You may have already seen it, Google Analytics 4 (GA4) has been available for some time, the largest update that Google has made to Google Analytics. Google Analytics no longer needs an introduction, it is the most used web analytics tool. If you have seen the message below in Google Analytics, it is time to take action.
“We are introducing a new version of Google Analytics that allows you to collect exactly those insights that are essential for a decisive future. You can use the new version of Google Analytics by setting up a Google Analytics 4 property (formerly App & web property). ”
Google Analytics 4 is the successor to Universal Analytics (UA) and brings with it a number of important changes. By means of machine learning, GA4 will help you even better to understand your data and translate it into important insights. Curious about what else has changed? In this blog I will explain the biggest differences and the pros and cons.
Tip: If you want to take a look, Google has a demo account available, now also for Google Analytics 4: https://analytics.google.com/analytics/web/demoAccount.
What are the main differences between Google Analytics 4 and Universal Analytics and (GA4)?
1. Improved data model
To properly understand Google Analytics 4 (GA4), it is important to know what has been adjusted under the hood. The biggest difference is in the way Google Analytics 4 measures the website. Google Analytics 4 uses it event-driven data model.
Universal Analytics (the ‘old’ Google Analytics) measures based on the session-based data model. These sessions are linked to user data (user data) collected from cookies and browser settings. Because more and more websites and apps are ‘single page’, this method of measuring is no longer the best way to collect data.
The event-driven data model that Google Analytics 4 uses disconnects sessions and pageview from each other. Google Analytics 4 measures a series of events, where each event passes on additional information via parameters. This makes the data a lot more accurate.
There are a number of events that are already measured by default in Google Analytics 4 such as scroll depth, page views
video engagement, outbound clicks, downloads and the use of site search (use of any search bar on your website).
Therefore, pay close attention when you use Google Tag Manager wants to make goals measurable, that is now different than before!
2. New reports and user interface (UI)
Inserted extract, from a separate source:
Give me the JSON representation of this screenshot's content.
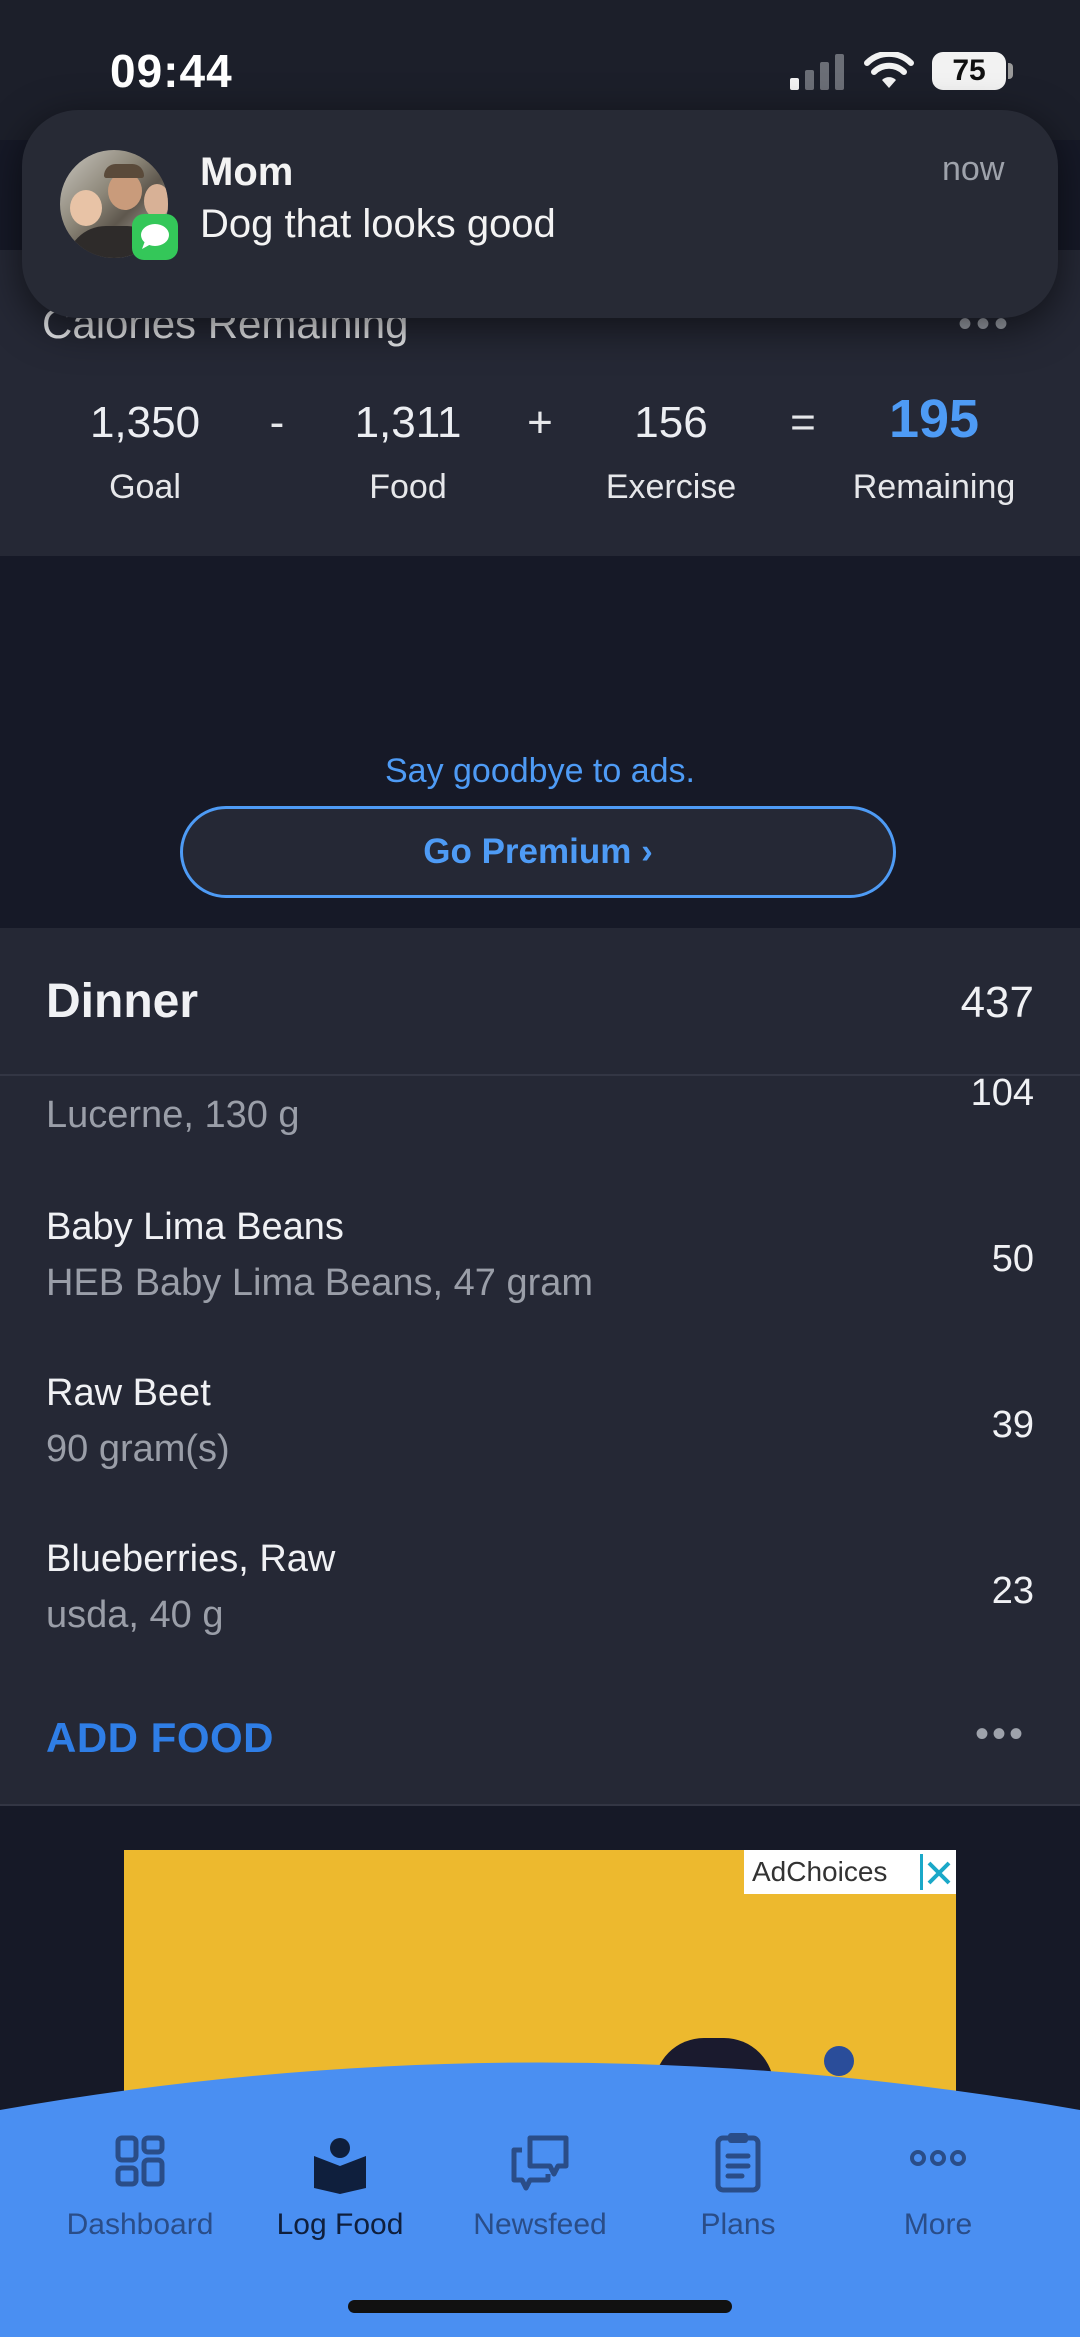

The interface has changed and will take some getting used to at first. For example, within Google Analytics (GA4) a number of statistics are no longer transparent, such as the bounce percentage and the number of standard reports has fallen considerably. Of the 150 reports available in Universal Analytics, there are now (only) about 30 left. According to Google, these new reports provide a better insight into the customer journey.
Tip: Google also has a handy walkthrough of Google Analytics 4:
3. Cookies and data analysis – ready for the future!
Because more and more ‘third-party’ cookies are being blocked by browsers, it is more difficult to follow a user on the internet. By upgrading to Google Analytics 4 (GA4) you are prepared for a cookie-less world. GA4 will try to supplement this data as well as possible by means of machine learning. The same goes for the privacy of the users. Within Google Analytics 4 (GA4) it is possible to submit a data deletion request in which the data of a visitor can be deleted. This data is also supplemented by machine learning.
What are the benefits of Google Analytics 4?
- Cross platform / device tracking based on user ID and Google signals
- GA4 contains Machine Learning: this allows Google to make predictions and fill in any missing data
- Advanced analysis reports in the Analysis Hub are available to everyone (previously only GA360 users)
- Free connection to BigQuery: access to raw GA4 data
- Data anonymization: GA4 automatically anonymizes the IP addresses of visitors
- Future proof because GA4 collects as much data as possible without cookies or other IDs (cookie-less tracking)
- Automatic tracking for certain types of events
- Setting up and creating target groups is a lot easier
- New series of engagement statistics such as engaged sessions, engagement rate, engaged sessions per user and engagement time
- No data limit, except for the number of events you can track
What are the drawbacks of Google Analytics 4?
- You do NOT bring historical data with you when you switch to GA4
- Reporting and analyzing data is different
- Conversion tracking will need to be reset
- No insight into data from Google Search Console (and many other external tools)
- Displays cannot (yet) be created as in Universal Analytics
To upgrade or not?
We do not expect Universal Analytics to be replaced by Google Analytics 4 in the short term, but it is clear that Google Analytics 4 is the future of web analytics. We, therefore, recommend creating a new property instead of converting your current property to Google Analytics 4 (GA4), the main reason for this is that Google Analytics 4 looks visually different and that the measurability has to be adjusted differently. You can always upgrade your current property. This way you can still use your ‘old’ Universal Analytics property in addition to your Google Analytics 4 property. You cannot transfer the data when you create a new property, so our tip is to create a GA4 property as soon as possible and start collecting data. In short, get started with it and you will be used to it in no time.
Need help with Google Analytics 4?
Be prepared for the future of web analytics and get started with Google Analytics 4. If you want to get started with Google Analytics 4 and do you need help? The specialists of Pure Internet Marketing are happy to help you.